--- Information supplied Enclosed Below ---

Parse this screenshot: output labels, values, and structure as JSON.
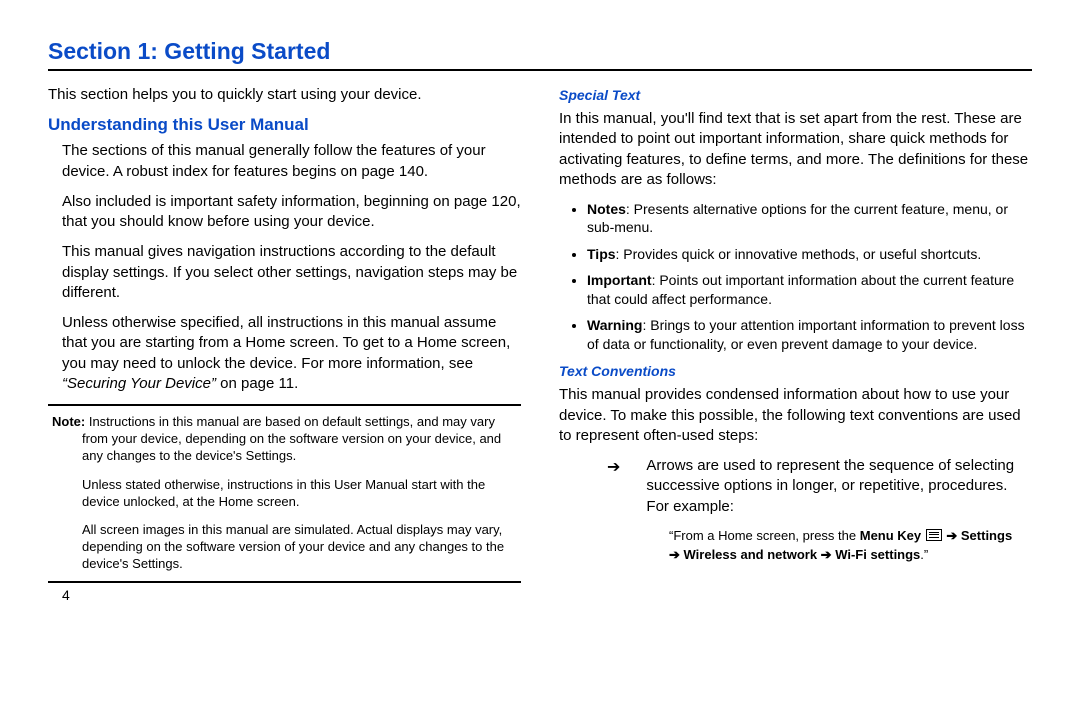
{
  "title": "Section 1: Getting Started",
  "left": {
    "intro": "This section helps you to quickly start using your device.",
    "h1": "Understanding this User Manual",
    "p1": "The sections of this manual generally follow the features of your device. A robust index for features begins on page 140.",
    "p2": "Also included is important safety information, beginning on page 120, that you should know before using your device.",
    "p3": "This manual gives navigation instructions according to the default display settings. If you select other settings, navigation steps may be different.",
    "p4a": "Unless otherwise specified, all instructions in this manual assume that you are starting from a Home screen. To get to a Home screen, you may need to unlock the device. For more information, see ",
    "p4b_italic": "“Securing Your Device”",
    "p4c": " on page 11.",
    "note": {
      "label": "Note:",
      "n1": " Instructions in this manual are based on default settings, and may vary from your device, depending on the software version on your device, and any changes to the device's Settings.",
      "n2": "Unless stated otherwise, instructions in this User Manual start with the device unlocked, at the Home screen.",
      "n3": "All screen images in this manual are simulated. Actual displays may vary, depending on the software version of your device and any changes to the device's Settings."
    },
    "pagenum": "4"
  },
  "right": {
    "h2a": "Special Text",
    "p1": "In this manual, you'll find text that is set apart from the rest. These are intended to point out important information, share quick methods for activating features, to define terms, and more. The definitions for these methods are as follows:",
    "bullets": [
      {
        "term": "Notes",
        "desc": ": Presents alternative options for the current feature, menu, or sub-menu."
      },
      {
        "term": "Tips",
        "desc": ": Provides quick or innovative methods, or useful shortcuts."
      },
      {
        "term": "Important",
        "desc": ": Points out important information about the current feature that could affect performance."
      },
      {
        "term": "Warning",
        "desc": ": Brings to your attention important information to prevent loss of data or functionality, or even prevent damage to your device."
      }
    ],
    "h2b": "Text Conventions",
    "p2": "This manual provides condensed information about how to use your device. To make this possible, the following text conventions are used to represent often-used steps:",
    "arrow_sym": "➔",
    "arrow_text": "Arrows are used to represent the sequence of selecting successive options in longer, or repetitive, procedures. For example:",
    "example": {
      "pre": "“From a Home screen, press the ",
      "menukey": "Menu Key",
      "arrow1": " ➔ ",
      "settings": "Settings",
      "line2_arrow": "➔ ",
      "wn": "Wireless and network",
      "mid_arrow": "  ➔  ",
      "wifi": "Wi-Fi settings",
      "end": ".”"
    }
  }
}
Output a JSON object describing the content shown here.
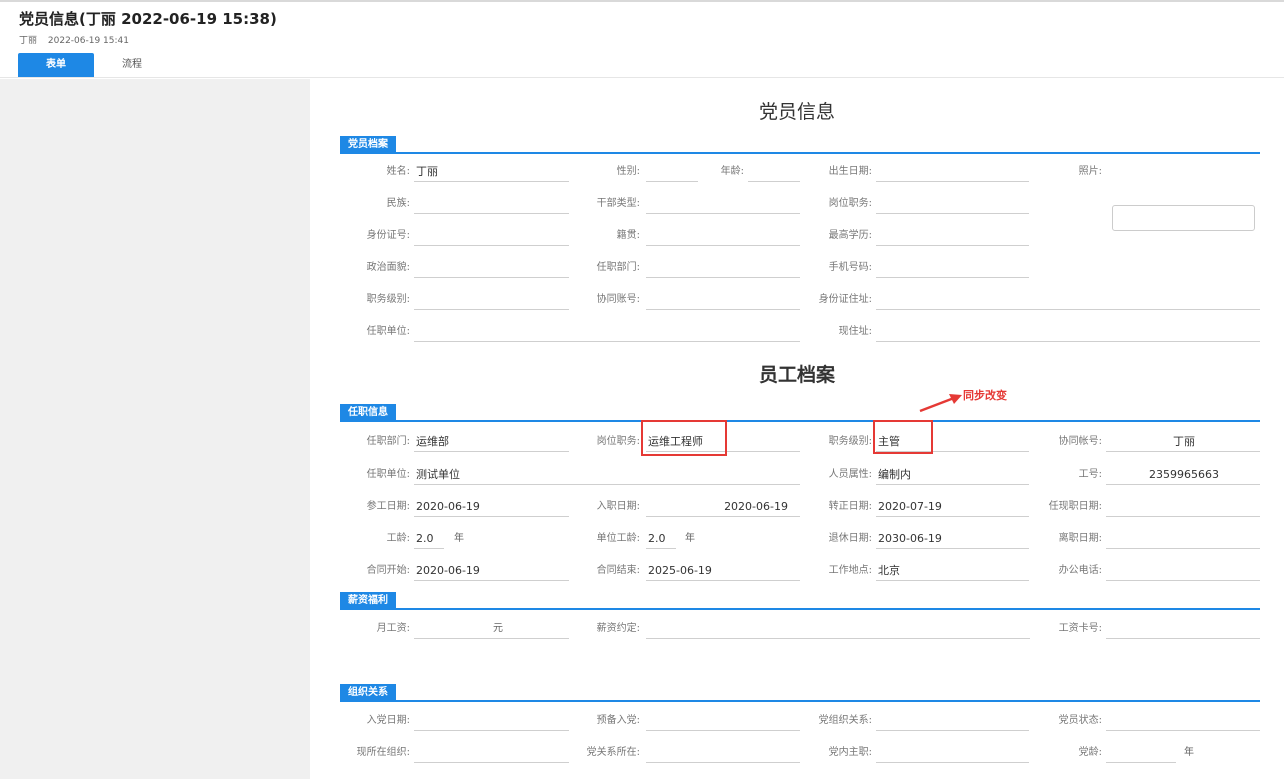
{
  "header": {
    "title": "党员信息(丁丽 2022-06-19 15:38)",
    "author": "丁丽",
    "timestamp": "2022-06-19 15:41",
    "tabs": [
      {
        "label": "表单",
        "active": true
      },
      {
        "label": "流程",
        "active": false
      }
    ]
  },
  "form": {
    "title": "党员信息",
    "party_section": {
      "label": "党员档案",
      "name_label": "姓名:",
      "name_value": "丁丽",
      "gender_label": "性别:",
      "gender_value": "",
      "age_label": "年龄:",
      "age_value": "",
      "birth_label": "出生日期:",
      "birth_value": "",
      "photo_label": "照片:",
      "nation_label": "民族:",
      "nation_value": "",
      "cadre_label": "干部类型:",
      "cadre_value": "",
      "post_label": "岗位职务:",
      "post_value": "",
      "idno_label": "身份证号:",
      "idno_value": "",
      "native_label": "籍贯:",
      "native_value": "",
      "edu_label": "最高学历:",
      "edu_value": "",
      "political_label": "政治面貌:",
      "political_value": "",
      "dept_label": "任职部门:",
      "dept_value": "",
      "phone_label": "手机号码:",
      "phone_value": "",
      "level_label": "职务级别:",
      "level_value": "",
      "account_label": "协同账号:",
      "account_value": "",
      "idaddr_label": "身份证住址:",
      "idaddr_value": "",
      "unit_label": "任职单位:",
      "unit_value": "",
      "addr_label": "现住址:",
      "addr_value": ""
    },
    "employee_title": "员工档案",
    "job_section": {
      "label": "任职信息",
      "dept_label": "任职部门:",
      "dept_value": "运维部",
      "post_label": "岗位职务:",
      "post_value": "运维工程师",
      "level_label": "职务级别:",
      "level_value": "主管",
      "account_label": "协同帐号:",
      "account_value": "丁丽",
      "unit_label": "任职单位:",
      "unit_value": "测试单位",
      "attr_label": "人员属性:",
      "attr_value": "编制内",
      "jobno_label": "工号:",
      "jobno_value": "2359965663",
      "workdate_label": "参工日期:",
      "workdate_value": "2020-06-19",
      "joindate_label": "入职日期:",
      "joindate_value": "2020-06-19",
      "regular_label": "转正日期:",
      "regular_value": "2020-07-19",
      "curpost_label": "任现职日期:",
      "curpost_value": "",
      "seniority_label": "工龄:",
      "seniority_value": "2.0",
      "unitsen_label": "单位工龄:",
      "unitsen_value": "2.0",
      "year_unit": "年",
      "retire_label": "退休日期:",
      "retire_value": "2030-06-19",
      "leave_label": "离职日期:",
      "leave_value": "",
      "cstart_label": "合同开始:",
      "cstart_value": "2020-06-19",
      "cend_label": "合同结束:",
      "cend_value": "2025-06-19",
      "place_label": "工作地点:",
      "place_value": "北京",
      "office_label": "办公电话:",
      "office_value": ""
    },
    "annotation": "同步改变",
    "salary_section": {
      "label": "薪资福利",
      "wage_label": "月工资:",
      "wage_value": "",
      "wage_unit": "元",
      "agree_label": "薪资约定:",
      "agree_value": "",
      "card_label": "工资卡号:",
      "card_value": ""
    },
    "org_section": {
      "label": "组织关系",
      "join_label": "入党日期:",
      "join_value": "",
      "prep_label": "预备入党:",
      "prep_value": "",
      "rel_label": "党组织关系:",
      "rel_value": "",
      "status_label": "党员状态:",
      "status_value": "",
      "cur_label": "现所在组织:",
      "cur_value": "",
      "loc_label": "党关系所在:",
      "loc_value": "",
      "duty_label": "党内主职:",
      "duty_value": "",
      "age_label": "党龄:",
      "age_value": "",
      "age_unit": "年"
    }
  },
  "colors": {
    "accent": "#1e88e5",
    "highlight": "#e53935",
    "panel": "#f0f0f0"
  }
}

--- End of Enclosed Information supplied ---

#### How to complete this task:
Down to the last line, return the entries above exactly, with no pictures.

#### Response area:
Parse this screenshot: output labels, values, and structure as JSON.
{
  "title": "Section 1: Getting Started",
  "left": {
    "intro": "This section helps you to quickly start using your device.",
    "h1": "Understanding this User Manual",
    "p1": "The sections of this manual generally follow the features of your device. A robust index for features begins on page 140.",
    "p2": "Also included is important safety information, beginning on page 120, that you should know before using your device.",
    "p3": "This manual gives navigation instructions according to the default display settings. If you select other settings, navigation steps may be different.",
    "p4a": "Unless otherwise specified, all instructions in this manual assume that you are starting from a Home screen. To get to a Home screen, you may need to unlock the device. For more information, see ",
    "p4b_italic": "“Securing Your Device”",
    "p4c": " on page 11.",
    "note": {
      "label": "Note:",
      "n1": " Instructions in this manual are based on default settings, and may vary from your device, depending on the software version on your device, and any changes to the device's Settings.",
      "n2": "Unless stated otherwise, instructions in this User Manual start with the device unlocked, at the Home screen.",
      "n3": "All screen images in this manual are simulated. Actual displays may vary, depending on the software version of your device and any changes to the device's Settings."
    },
    "pagenum": "4"
  },
  "right": {
    "h2a": "Special Text",
    "p1": "In this manual, you'll find text that is set apart from the rest. These are intended to point out important information, share quick methods for activating features, to define terms, and more. The definitions for these methods are as follows:",
    "bullets": [
      {
        "term": "Notes",
        "desc": ": Presents alternative options for the current feature, menu, or sub-menu."
      },
      {
        "term": "Tips",
        "desc": ": Provides quick or innovative methods, or useful shortcuts."
      },
      {
        "term": "Important",
        "desc": ": Points out important information about the current feature that could affect performance."
      },
      {
        "term": "Warning",
        "desc": ": Brings to your attention important information to prevent loss of data or functionality, or even prevent damage to your device."
      }
    ],
    "h2b": "Text Conventions",
    "p2": "This manual provides condensed information about how to use your device. To make this possible, the following text conventions are used to represent often-used steps:",
    "arrow_sym": "➔",
    "arrow_text": "Arrows are used to represent the sequence of selecting successive options in longer, or repetitive, procedures. For example:",
    "example": {
      "pre": "“From a Home screen, press the ",
      "menukey": "Menu Key",
      "arrow1": " ➔ ",
      "settings": "Settings",
      "line2_arrow": "➔ ",
      "wn": "Wireless and network",
      "mid_arrow": "  ➔  ",
      "wifi": "Wi-Fi settings",
      "end": ".”"
    }
  }
}
Output a JSON object describing the content shown here.
{
  "header": {
    "title": "党员信息(丁丽 2022-06-19 15:38)",
    "author": "丁丽",
    "timestamp": "2022-06-19 15:41",
    "tabs": [
      {
        "label": "表单",
        "active": true
      },
      {
        "label": "流程",
        "active": false
      }
    ]
  },
  "form": {
    "title": "党员信息",
    "party_section": {
      "label": "党员档案",
      "name_label": "姓名:",
      "name_value": "丁丽",
      "gender_label": "性别:",
      "gender_value": "",
      "age_label": "年龄:",
      "age_value": "",
      "birth_label": "出生日期:",
      "birth_value": "",
      "photo_label": "照片:",
      "nation_label": "民族:",
      "nation_value": "",
      "cadre_label": "干部类型:",
      "cadre_value": "",
      "post_label": "岗位职务:",
      "post_value": "",
      "idno_label": "身份证号:",
      "idno_value": "",
      "native_label": "籍贯:",
      "native_value": "",
      "edu_label": "最高学历:",
      "edu_value": "",
      "political_label": "政治面貌:",
      "political_value": "",
      "dept_label": "任职部门:",
      "dept_value": "",
      "phone_label": "手机号码:",
      "phone_value": "",
      "level_label": "职务级别:",
      "level_value": "",
      "account_label": "协同账号:",
      "account_value": "",
      "idaddr_label": "身份证住址:",
      "idaddr_value": "",
      "unit_label": "任职单位:",
      "unit_value": "",
      "addr_label": "现住址:",
      "addr_value": ""
    },
    "employee_title": "员工档案",
    "job_section": {
      "label": "任职信息",
      "dept_label": "任职部门:",
      "dept_value": "运维部",
      "post_label": "岗位职务:",
      "post_value": "运维工程师",
      "level_label": "职务级别:",
      "level_value": "主管",
      "account_label": "协同帐号:",
      "account_value": "丁丽",
      "unit_label": "任职单位:",
      "unit_value": "测试单位",
      "attr_label": "人员属性:",
      "attr_value": "编制内",
      "jobno_label": "工号:",
      "jobno_value": "2359965663",
      "workdate_label": "参工日期:",
      "workdate_value": "2020-06-19",
      "joindate_label": "入职日期:",
      "joindate_value": "2020-06-19",
      "regular_label": "转正日期:",
      "regular_value": "2020-07-19",
      "curpost_label": "任现职日期:",
      "curpost_value": "",
      "seniority_label": "工龄:",
      "seniority_value": "2.0",
      "unitsen_label": "单位工龄:",
      "unitsen_value": "2.0",
      "year_unit": "年",
      "retire_label": "退休日期:",
      "retire_value": "2030-06-19",
      "leave_label": "离职日期:",
      "leave_value": "",
      "cstart_label": "合同开始:",
      "cstart_value": "2020-06-19",
      "cend_label": "合同结束:",
      "cend_value": "2025-06-19",
      "place_label": "工作地点:",
      "place_value": "北京",
      "office_label": "办公电话:",
      "office_value": ""
    },
    "annotation": "同步改变",
    "salary_section": {
      "label": "薪资福利",
      "wage_label": "月工资:",
      "wage_value": "",
      "wage_unit": "元",
      "agree_label": "薪资约定:",
      "agree_value": "",
      "card_label": "工资卡号:",
      "card_value": ""
    },
    "org_section": {
      "label": "组织关系",
      "join_label": "入党日期:",
      "join_value": "",
      "prep_label": "预备入党:",
      "prep_value": "",
      "rel_label": "党组织关系:",
      "rel_value": "",
      "status_label": "党员状态:",
      "status_value": "",
      "cur_label": "现所在组织:",
      "cur_value": "",
      "loc_label": "党关系所在:",
      "loc_value": "",
      "duty_label": "党内主职:",
      "duty_value": "",
      "age_label": "党龄:",
      "age_value": "",
      "age_unit": "年"
    }
  },
  "colors": {
    "accent": "#1e88e5",
    "highlight": "#e53935",
    "panel": "#f0f0f0"
  }
}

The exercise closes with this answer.